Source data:
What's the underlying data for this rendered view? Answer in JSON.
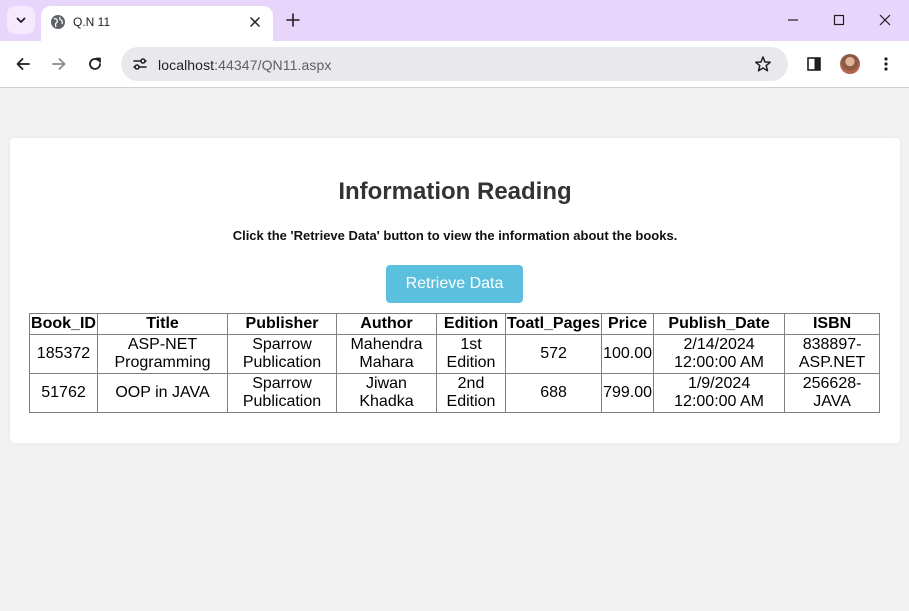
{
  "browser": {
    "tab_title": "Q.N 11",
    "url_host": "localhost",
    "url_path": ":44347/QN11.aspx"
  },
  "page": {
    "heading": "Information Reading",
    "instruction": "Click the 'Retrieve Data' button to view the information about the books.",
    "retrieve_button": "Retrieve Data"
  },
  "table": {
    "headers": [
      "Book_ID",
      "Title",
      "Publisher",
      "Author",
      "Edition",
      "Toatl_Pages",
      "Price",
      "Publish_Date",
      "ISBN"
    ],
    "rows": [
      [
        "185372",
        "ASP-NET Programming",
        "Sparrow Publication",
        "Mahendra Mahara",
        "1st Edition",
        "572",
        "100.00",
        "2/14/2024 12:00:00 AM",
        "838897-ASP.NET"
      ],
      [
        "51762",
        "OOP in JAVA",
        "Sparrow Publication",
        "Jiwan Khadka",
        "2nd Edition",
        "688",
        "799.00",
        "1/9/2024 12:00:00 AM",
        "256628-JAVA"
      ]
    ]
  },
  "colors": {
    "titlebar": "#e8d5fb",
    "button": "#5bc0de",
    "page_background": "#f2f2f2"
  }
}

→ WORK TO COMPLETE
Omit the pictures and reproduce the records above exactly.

→ WRITTEN SOLUTION
What's the underlying data for this rendered view? Answer in JSON.
{
  "browser": {
    "tab_title": "Q.N 11",
    "url_host": "localhost",
    "url_path": ":44347/QN11.aspx"
  },
  "page": {
    "heading": "Information Reading",
    "instruction": "Click the 'Retrieve Data' button to view the information about the books.",
    "retrieve_button": "Retrieve Data"
  },
  "table": {
    "headers": [
      "Book_ID",
      "Title",
      "Publisher",
      "Author",
      "Edition",
      "Toatl_Pages",
      "Price",
      "Publish_Date",
      "ISBN"
    ],
    "rows": [
      [
        "185372",
        "ASP-NET Programming",
        "Sparrow Publication",
        "Mahendra Mahara",
        "1st Edition",
        "572",
        "100.00",
        "2/14/2024 12:00:00 AM",
        "838897-ASP.NET"
      ],
      [
        "51762",
        "OOP in JAVA",
        "Sparrow Publication",
        "Jiwan Khadka",
        "2nd Edition",
        "688",
        "799.00",
        "1/9/2024 12:00:00 AM",
        "256628-JAVA"
      ]
    ]
  },
  "colors": {
    "titlebar": "#e8d5fb",
    "button": "#5bc0de",
    "page_background": "#f2f2f2"
  }
}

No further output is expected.